Monday 30th September 2019 12:00

A Project Saplings student working in the garden

An autism school’s garden built a piece of land owned by Thames Water has won a national biodiversity award.

Project Saplings at Fortis Green reservoir in North London is run by the neighbouring TreeHouse School and opened in 2017 to give young people with autism a safe space to explore nature.

It is rented from Thames Water on a 10-year peppercorn lease, which began in 2014.

The garden was named the winner of the community engagement award at the CIRIA BIG Biodiversity Awards, which celebrate ecological projects around the country, on Thursday, September 12.

It was also nominated in the biodiversity legacy category of the awards, which were presented at a ceremony at the Hallam Conference Centre in London.

Rosemary Waugh, Thames Water’s corporate responsibility manager, said: “We recognise that providing access to our sites, where possible, will have a positive contribution to local communities.

“Through providing a lease to TreeHouse School they were able to create the most amazing garden for their students to enjoy and connect with nature whilst enhancing the biodiversity of the site.

“We’re delighted that this brilliant project has now been recognised with this award.”

A group of volunteers cut back foliage and trees on the site before hedges were installed and habitats for wild animals, including bird and bat boxes, were erected.

The school, which is run by the charity Ambitious about Autism and caters for about 90 students with autism, is based in the Pears National Centre for Autism Education in Muswell Hill.

The youngsters help with the management of site while also learning about eco-friendly practices such as composting, recycling and recognising and recording wildlife.

Dr Martina Girvan, of design company Arcadis, said: “The judges were really impressed at the level of community engagement with the project, including the different age groups coming together to use the space.

“There is huge potential for replicating this model on other pieces of unmanaged land, not only to benefit biodiversity but to improve the educational experience, increased health and wellbeing for all involved and providing the community with a focus point for engagement.”
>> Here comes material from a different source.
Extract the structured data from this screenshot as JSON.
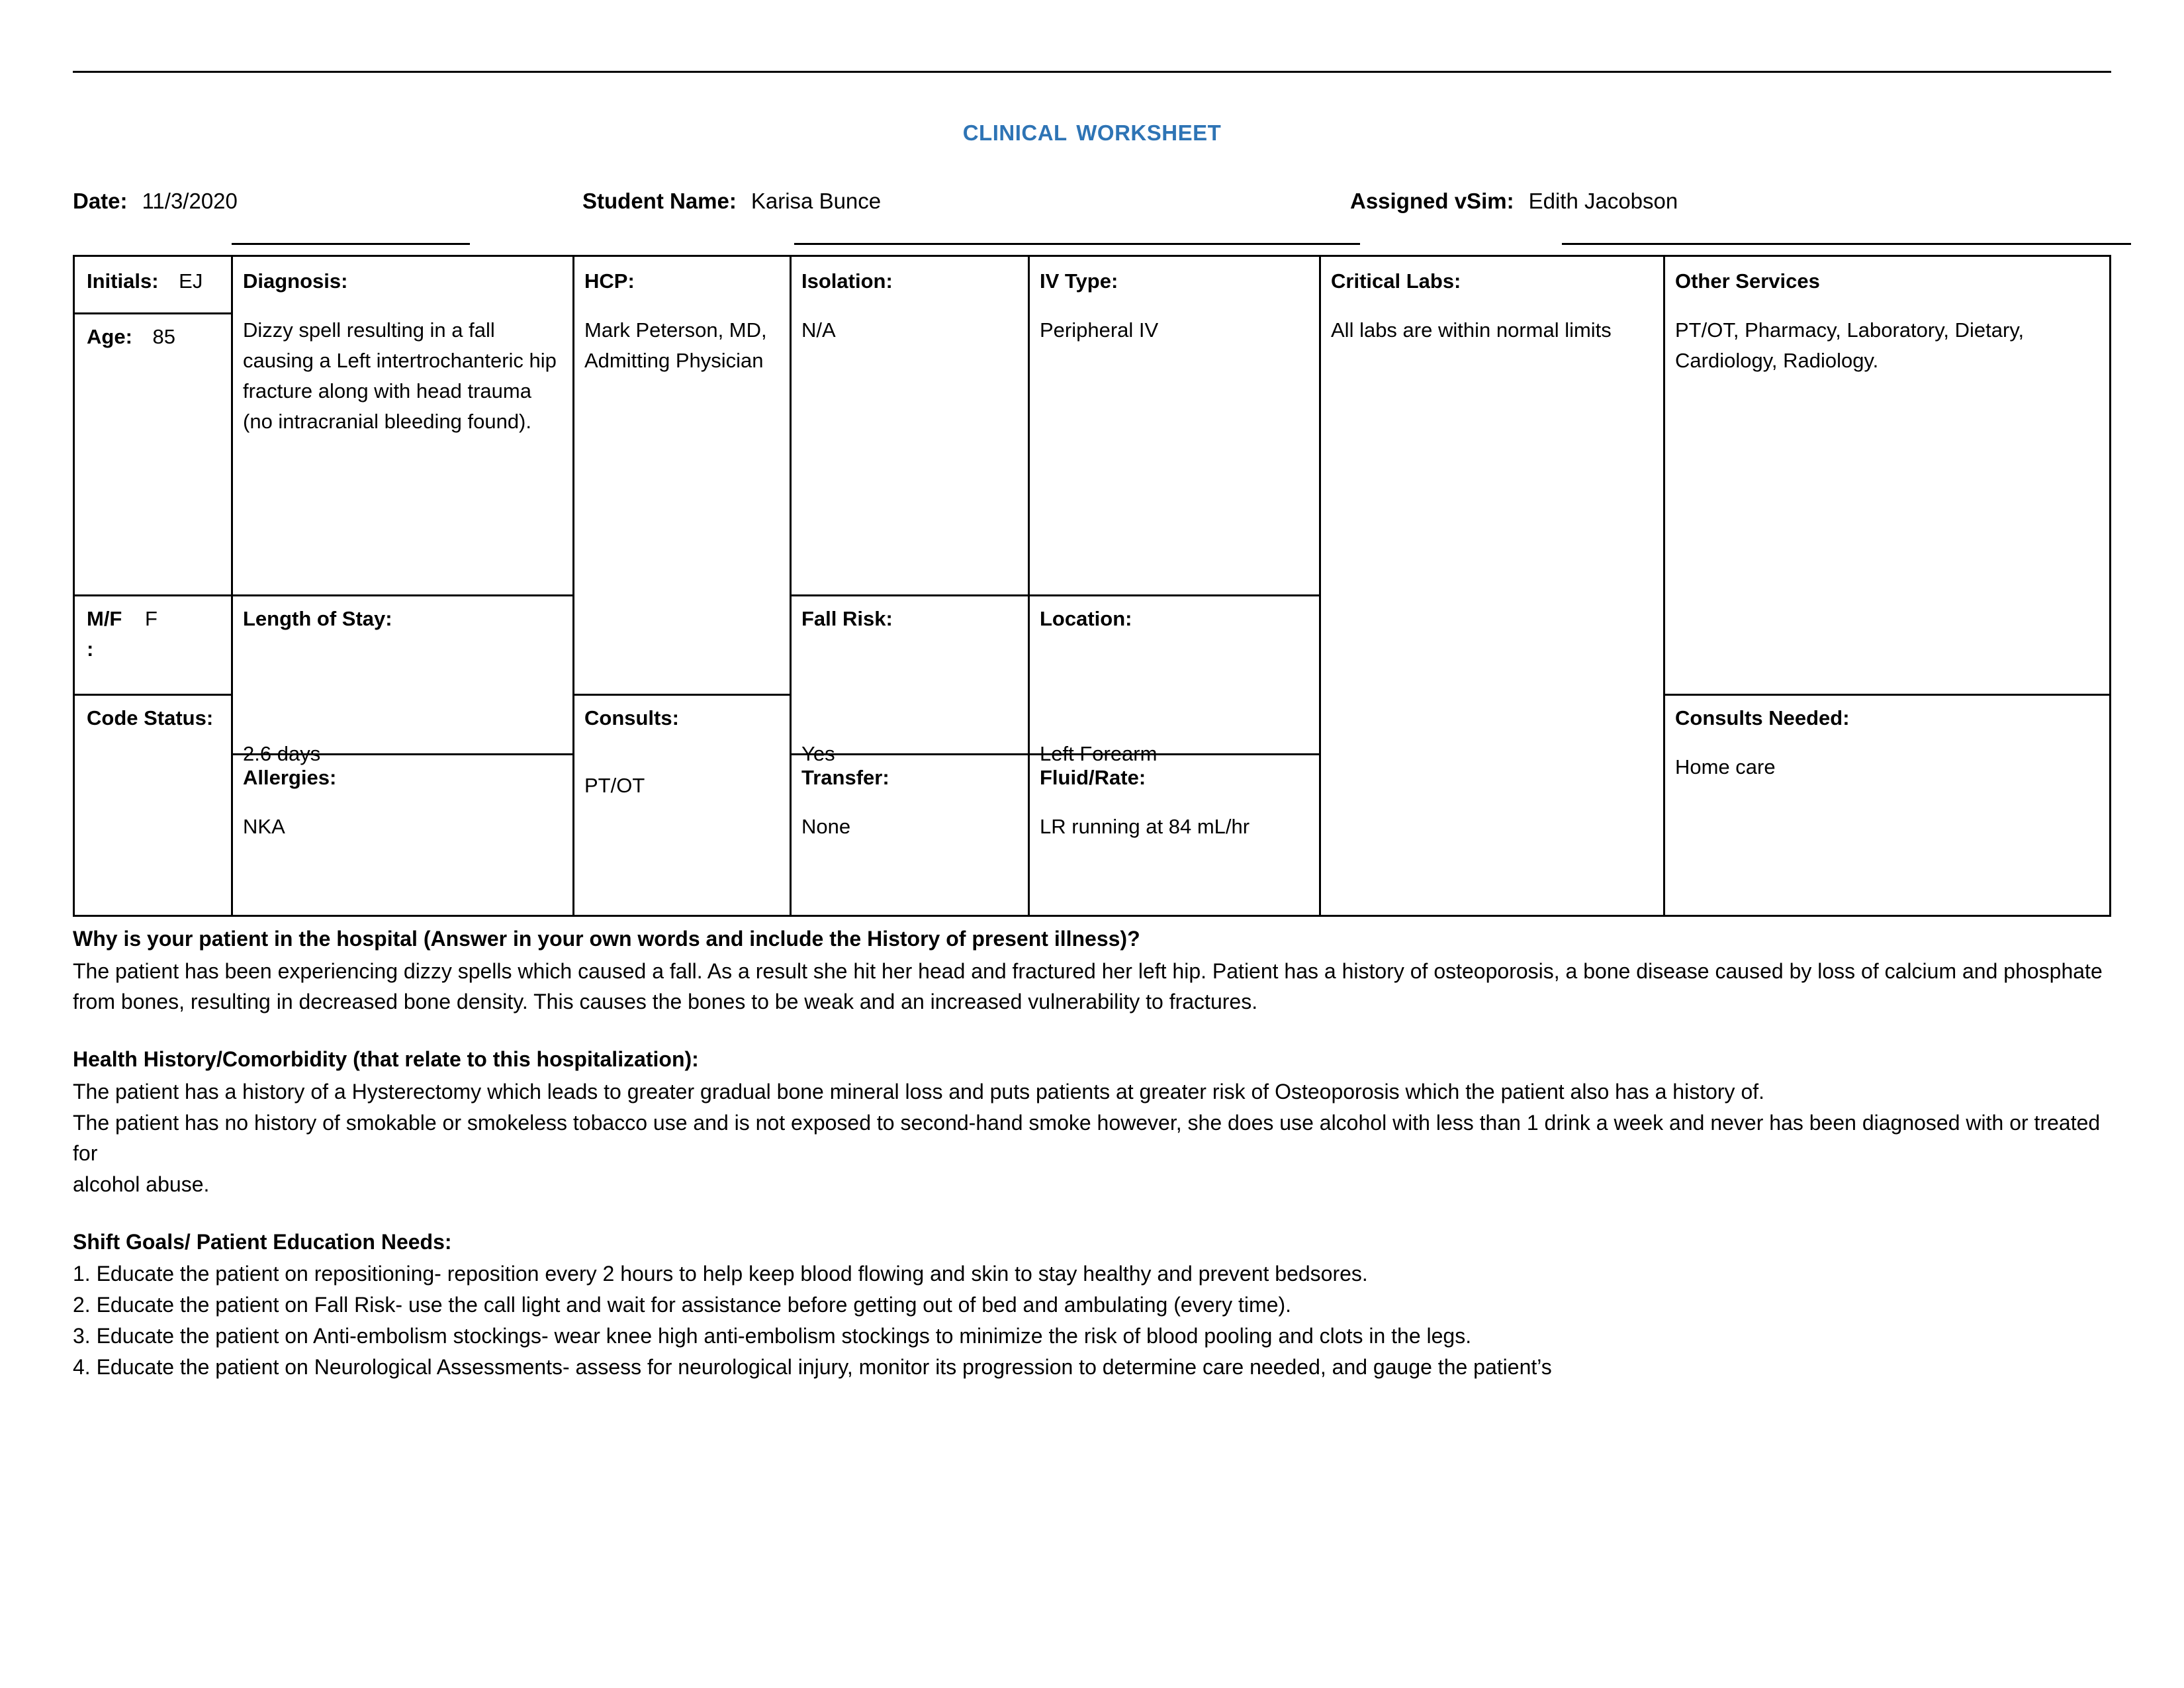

Project coordinator Julia Lampard, who was also nominated for the individual biodiversity champion award, added: “Our Saplings project would not have happened without the generosity of Thames Water leasing us the land on a peppercorn rent.

“We are delighted this effort coupled with the hard work of our amazing pupils has been recognised through receipt of the CIRIA Community Engagement Award.

 “Judges chose Saplings for the range of volunteers involved and the very impressive achievements young people with autism can achieve when they are given the opportunity.”

More than 50 projects were entered in to the awards across eight categories before a panel of judges selected a shortlist of 21.

Finsbury Park in North London, which houses Thames Water’s disused underground Hornsey Wood Reservoir, was one of those put forward but did not make the shortlist.